_EXERCISE_
Please state how many lines in the records below contain the word "true"; the number alone is the answer.
++++ GIVEN ENTRIES
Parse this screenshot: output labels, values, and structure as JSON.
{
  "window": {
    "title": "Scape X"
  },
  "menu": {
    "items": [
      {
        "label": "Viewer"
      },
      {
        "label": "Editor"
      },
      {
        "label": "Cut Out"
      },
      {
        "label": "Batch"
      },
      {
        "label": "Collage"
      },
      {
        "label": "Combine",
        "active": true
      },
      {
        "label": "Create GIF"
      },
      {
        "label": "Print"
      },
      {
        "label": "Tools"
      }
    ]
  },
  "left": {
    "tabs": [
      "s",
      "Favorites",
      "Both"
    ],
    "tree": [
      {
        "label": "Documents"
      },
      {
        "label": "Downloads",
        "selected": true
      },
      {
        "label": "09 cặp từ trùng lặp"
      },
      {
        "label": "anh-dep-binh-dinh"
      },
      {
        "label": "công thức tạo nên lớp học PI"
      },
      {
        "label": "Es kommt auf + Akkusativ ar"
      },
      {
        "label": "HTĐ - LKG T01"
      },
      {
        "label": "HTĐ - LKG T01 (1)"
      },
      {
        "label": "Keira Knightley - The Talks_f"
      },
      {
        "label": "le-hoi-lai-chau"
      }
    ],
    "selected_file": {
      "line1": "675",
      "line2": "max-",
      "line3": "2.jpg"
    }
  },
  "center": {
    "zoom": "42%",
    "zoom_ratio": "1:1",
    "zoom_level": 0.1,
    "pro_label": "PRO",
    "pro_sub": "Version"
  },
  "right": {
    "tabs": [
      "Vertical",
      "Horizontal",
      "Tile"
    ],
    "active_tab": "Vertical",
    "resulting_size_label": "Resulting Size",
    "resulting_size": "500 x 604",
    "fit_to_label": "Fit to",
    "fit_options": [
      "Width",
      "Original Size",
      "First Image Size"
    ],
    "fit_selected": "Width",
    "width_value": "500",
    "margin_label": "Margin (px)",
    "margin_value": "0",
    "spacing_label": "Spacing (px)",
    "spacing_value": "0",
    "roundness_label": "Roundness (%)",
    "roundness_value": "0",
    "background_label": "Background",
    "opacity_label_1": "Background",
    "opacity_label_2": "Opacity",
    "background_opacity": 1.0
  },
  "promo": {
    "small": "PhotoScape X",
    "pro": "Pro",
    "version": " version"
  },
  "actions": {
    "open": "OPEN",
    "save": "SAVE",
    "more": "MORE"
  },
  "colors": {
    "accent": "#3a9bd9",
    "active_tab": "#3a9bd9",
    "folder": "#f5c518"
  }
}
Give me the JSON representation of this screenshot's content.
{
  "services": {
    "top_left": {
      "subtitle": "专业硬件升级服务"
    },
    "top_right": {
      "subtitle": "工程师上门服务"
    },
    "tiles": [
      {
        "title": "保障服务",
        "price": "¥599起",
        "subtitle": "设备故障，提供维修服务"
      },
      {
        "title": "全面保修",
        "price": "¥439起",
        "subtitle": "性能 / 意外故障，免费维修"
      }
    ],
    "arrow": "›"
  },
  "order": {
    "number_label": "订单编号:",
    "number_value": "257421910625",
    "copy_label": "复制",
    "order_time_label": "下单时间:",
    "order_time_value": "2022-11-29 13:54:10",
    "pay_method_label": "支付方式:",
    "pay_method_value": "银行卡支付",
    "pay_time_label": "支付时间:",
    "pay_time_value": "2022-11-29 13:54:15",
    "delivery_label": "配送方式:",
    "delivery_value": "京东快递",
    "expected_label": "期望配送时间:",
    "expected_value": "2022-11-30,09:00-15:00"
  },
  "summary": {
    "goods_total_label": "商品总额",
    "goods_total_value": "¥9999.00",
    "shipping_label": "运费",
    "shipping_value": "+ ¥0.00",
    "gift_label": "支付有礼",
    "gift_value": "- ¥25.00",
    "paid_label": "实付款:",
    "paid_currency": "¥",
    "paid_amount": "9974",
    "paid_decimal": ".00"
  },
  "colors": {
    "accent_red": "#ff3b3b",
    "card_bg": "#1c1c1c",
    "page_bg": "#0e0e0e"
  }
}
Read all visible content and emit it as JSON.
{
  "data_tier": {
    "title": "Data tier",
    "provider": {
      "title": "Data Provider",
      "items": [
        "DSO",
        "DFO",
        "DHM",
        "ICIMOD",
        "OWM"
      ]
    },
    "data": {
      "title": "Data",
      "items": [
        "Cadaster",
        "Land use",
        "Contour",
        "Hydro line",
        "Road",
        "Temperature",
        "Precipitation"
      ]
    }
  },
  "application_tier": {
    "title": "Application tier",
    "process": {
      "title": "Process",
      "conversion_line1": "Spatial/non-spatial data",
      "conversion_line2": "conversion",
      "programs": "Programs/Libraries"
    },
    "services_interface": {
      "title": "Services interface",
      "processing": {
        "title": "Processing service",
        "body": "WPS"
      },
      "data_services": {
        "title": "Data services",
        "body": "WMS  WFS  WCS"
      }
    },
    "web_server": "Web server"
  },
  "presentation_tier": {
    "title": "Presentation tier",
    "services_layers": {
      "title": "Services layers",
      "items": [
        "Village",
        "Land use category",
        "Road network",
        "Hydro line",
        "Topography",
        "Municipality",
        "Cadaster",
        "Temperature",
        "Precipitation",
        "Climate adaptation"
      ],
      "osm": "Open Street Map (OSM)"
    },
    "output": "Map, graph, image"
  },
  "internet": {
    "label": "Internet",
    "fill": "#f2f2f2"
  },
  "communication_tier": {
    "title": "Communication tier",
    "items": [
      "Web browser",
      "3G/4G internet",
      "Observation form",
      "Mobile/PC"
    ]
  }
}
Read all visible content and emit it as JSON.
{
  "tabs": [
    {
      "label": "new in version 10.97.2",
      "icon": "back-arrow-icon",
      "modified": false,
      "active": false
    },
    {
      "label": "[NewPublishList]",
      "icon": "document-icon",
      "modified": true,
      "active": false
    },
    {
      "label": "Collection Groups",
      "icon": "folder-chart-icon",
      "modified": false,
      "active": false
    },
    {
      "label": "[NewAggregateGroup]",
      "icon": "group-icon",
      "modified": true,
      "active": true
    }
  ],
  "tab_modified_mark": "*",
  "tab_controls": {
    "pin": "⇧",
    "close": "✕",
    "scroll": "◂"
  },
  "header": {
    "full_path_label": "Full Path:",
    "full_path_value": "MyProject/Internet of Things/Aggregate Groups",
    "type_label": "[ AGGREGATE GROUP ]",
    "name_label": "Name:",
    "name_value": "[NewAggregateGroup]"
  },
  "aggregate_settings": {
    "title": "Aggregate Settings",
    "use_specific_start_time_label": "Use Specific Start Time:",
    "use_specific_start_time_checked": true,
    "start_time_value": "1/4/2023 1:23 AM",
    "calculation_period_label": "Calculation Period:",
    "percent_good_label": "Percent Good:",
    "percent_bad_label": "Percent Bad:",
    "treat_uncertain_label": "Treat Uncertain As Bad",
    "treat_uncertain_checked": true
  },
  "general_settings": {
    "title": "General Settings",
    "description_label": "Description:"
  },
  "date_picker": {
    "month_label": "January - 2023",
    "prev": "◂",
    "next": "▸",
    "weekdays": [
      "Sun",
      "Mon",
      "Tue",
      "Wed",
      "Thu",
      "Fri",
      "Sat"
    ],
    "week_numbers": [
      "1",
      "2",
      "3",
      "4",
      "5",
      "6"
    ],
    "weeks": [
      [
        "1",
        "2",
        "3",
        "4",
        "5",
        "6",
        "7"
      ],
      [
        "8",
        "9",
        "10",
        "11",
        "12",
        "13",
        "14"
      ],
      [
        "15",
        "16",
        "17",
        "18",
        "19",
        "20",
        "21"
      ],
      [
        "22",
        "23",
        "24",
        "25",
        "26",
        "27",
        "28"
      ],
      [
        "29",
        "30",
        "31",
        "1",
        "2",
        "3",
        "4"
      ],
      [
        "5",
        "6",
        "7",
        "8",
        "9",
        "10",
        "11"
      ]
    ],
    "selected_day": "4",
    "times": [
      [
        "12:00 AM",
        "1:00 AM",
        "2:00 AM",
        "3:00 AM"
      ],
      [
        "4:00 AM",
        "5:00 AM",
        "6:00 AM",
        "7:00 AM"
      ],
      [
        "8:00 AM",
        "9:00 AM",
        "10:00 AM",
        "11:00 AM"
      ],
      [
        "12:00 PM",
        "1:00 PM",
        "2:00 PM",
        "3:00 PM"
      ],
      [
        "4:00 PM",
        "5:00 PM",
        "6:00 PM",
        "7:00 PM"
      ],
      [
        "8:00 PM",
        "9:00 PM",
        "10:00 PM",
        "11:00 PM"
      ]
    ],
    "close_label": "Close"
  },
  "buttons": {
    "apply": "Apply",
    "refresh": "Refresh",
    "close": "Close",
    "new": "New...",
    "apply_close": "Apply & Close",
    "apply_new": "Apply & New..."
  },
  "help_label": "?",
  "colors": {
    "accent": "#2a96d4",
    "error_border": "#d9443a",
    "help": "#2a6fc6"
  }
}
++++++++
_ANSWER FOR THE TASK_
7